David Cunliffe is a leading New Zealand Member of Parliament.
The son of an Anglican minister, David Cunliffe was born in 1963 in Te Aroha. His earliest memories are of growing up in the vicarage of the small Waikato town. The Cunliffes later moved to Te Kuiti, then south to Pleasant Point in Canterbury when he was 10.
In Pleasant Point his father became active in the Labour Party and sparked Cunliffee’s interest in politics. As a teenager, he worked evenings and weekends in a fish and chip shop, mucking out pig pens, ploughing fields and rousing for a shearing gang.
Cunliffe won a scholarship to study the International Baccalaureate at the United World College of the Atlantic in Wales. He studied politics at the University of Otago, where he was a member of the Otago University Debating Society, and gained a Bachelor of Arts with first-class honours.
In 1987 David Cunliffe became a diplomat for the Ministry of Foreign Affairs and Trade and was posted to Washington DC from 1990 to 1994. He continued studying during this time, gaining a Diploma in Social Sciences in economics with distinction from Massey University. He held a Fulbright Scholarship at Harvard University’s John F Kennedy School of Government in 1994-1995, earning a Master of Public Administration. David then worked as a management consultant with The Boston Consulting Group in Auckland from 1995 to 1999, when he decided to run for Labour in the seat of Titirangi, which became the New Lynn electorate the following election.
During his first term, Cunliffe chaired the Commerce Select Committee and also sat on the Finance and Expenditure, and Regulations Review select committees. In 2003 he was appointed to Cabinet as Minister of State and Associate Minister of Finance; Revenue; and Communications and Information Technology. In 2004, he became Minister for Communications and Information Technology. He went on to become Minister of Immigration and later Minister of Health. As Minister for Communications and Information Technology he forced Telecom to unbundle its local loop monopoly. 
"Socialism's not a word that I use"
MICHAEL David Cunliffe, we've seen that John Key has talked to the British Conservative Party recently. Helen Clark had a very close relationship with the British Labour Party. Is that something you're keen to continue with?

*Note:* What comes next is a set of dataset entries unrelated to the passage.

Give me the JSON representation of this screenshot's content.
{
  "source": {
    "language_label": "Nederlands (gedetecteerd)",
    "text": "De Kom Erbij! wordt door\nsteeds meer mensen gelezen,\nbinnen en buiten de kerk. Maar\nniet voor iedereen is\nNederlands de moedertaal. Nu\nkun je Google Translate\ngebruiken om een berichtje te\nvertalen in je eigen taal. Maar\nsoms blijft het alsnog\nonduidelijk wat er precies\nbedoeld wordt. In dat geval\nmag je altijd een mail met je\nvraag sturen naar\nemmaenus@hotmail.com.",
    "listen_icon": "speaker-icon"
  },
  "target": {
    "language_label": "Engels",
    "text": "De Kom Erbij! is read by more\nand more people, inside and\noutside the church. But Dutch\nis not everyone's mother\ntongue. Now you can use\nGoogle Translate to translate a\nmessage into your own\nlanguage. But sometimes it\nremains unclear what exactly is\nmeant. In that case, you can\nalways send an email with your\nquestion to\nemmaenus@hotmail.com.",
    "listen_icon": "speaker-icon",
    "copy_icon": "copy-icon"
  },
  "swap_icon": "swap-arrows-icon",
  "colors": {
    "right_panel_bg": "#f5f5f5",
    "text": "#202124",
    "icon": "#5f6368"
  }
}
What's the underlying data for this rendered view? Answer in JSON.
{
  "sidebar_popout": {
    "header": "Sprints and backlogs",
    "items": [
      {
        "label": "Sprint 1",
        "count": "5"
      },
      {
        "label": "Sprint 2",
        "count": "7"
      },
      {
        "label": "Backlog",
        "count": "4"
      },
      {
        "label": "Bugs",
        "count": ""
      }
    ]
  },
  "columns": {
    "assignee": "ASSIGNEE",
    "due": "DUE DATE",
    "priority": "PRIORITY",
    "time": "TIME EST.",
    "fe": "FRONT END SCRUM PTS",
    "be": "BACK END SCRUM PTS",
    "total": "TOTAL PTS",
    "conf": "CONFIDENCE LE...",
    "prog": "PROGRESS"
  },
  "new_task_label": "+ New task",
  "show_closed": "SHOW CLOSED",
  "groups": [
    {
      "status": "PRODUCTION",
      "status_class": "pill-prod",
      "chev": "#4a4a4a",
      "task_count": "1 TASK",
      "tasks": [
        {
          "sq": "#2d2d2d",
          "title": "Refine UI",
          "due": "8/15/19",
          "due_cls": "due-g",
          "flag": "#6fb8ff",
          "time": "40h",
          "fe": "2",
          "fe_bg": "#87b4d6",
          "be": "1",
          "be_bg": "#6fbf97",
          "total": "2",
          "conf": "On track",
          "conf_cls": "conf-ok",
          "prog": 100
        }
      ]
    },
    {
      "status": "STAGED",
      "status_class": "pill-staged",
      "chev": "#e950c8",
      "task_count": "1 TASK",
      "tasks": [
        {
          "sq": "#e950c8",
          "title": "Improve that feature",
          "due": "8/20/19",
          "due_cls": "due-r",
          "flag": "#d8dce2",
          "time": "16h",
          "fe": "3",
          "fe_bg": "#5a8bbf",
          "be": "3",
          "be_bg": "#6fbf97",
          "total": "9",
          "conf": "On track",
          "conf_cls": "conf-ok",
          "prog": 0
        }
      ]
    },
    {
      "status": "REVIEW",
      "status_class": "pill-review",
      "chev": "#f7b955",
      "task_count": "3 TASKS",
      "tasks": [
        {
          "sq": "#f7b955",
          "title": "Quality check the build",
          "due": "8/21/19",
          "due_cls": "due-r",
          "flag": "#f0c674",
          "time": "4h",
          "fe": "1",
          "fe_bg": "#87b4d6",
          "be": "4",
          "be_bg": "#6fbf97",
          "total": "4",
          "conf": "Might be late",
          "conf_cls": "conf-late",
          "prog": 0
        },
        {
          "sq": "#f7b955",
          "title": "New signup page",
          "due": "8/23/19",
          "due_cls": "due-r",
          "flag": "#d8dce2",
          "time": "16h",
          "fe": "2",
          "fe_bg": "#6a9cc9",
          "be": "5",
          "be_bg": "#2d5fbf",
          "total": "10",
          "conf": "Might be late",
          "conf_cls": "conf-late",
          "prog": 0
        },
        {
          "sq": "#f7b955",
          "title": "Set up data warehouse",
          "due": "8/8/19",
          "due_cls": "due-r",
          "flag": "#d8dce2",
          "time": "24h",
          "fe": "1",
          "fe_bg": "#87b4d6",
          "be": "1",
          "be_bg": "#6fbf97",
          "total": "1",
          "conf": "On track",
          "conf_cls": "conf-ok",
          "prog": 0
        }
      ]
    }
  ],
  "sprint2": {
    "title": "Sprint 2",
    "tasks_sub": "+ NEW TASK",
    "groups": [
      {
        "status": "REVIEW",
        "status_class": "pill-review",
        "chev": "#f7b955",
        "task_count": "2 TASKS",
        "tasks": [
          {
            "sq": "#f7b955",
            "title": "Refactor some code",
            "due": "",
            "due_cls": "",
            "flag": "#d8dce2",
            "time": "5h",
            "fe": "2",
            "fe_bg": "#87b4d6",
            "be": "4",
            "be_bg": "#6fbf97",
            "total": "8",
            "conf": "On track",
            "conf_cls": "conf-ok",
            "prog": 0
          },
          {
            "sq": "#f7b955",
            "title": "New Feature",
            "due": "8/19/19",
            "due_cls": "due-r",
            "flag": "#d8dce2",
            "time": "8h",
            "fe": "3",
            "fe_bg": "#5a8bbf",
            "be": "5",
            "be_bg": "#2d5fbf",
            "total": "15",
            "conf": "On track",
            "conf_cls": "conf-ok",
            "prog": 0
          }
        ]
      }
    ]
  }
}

CUNLIFFE Certainly keen to continue good relationships with sister parties. We see quite a lot of the Australian Labor Party. We will have contact with the American Democrats and with the British Labour Party.
MICHAEL Ed Miliband in particular said there's going to be a return to socialism, that he's bringing it back. Is that a policy; is that a line you are going to take?
CUNLIFFE I've said in the primary race repeatedly that a Labour Party that I lead would be a true red Labour Party, be very clear about its social democratic roots and its social democratic agenda. We want to give the 800,000 people that could not be bothered getting out of bed to vote in the last election a reason to vote, and it will be because it is in their and their families' interests to do so.
MICHAEL Will socialism get those 800,000 people out to vote?
CUNLIFFE Socialism's not a word that I use. I say social democracy because I don't think the government needs to own all the means of production. That's not our intention. But we will be there for ordinary New Zealanders, and we will make a change for the better in their lives. That we guarantee.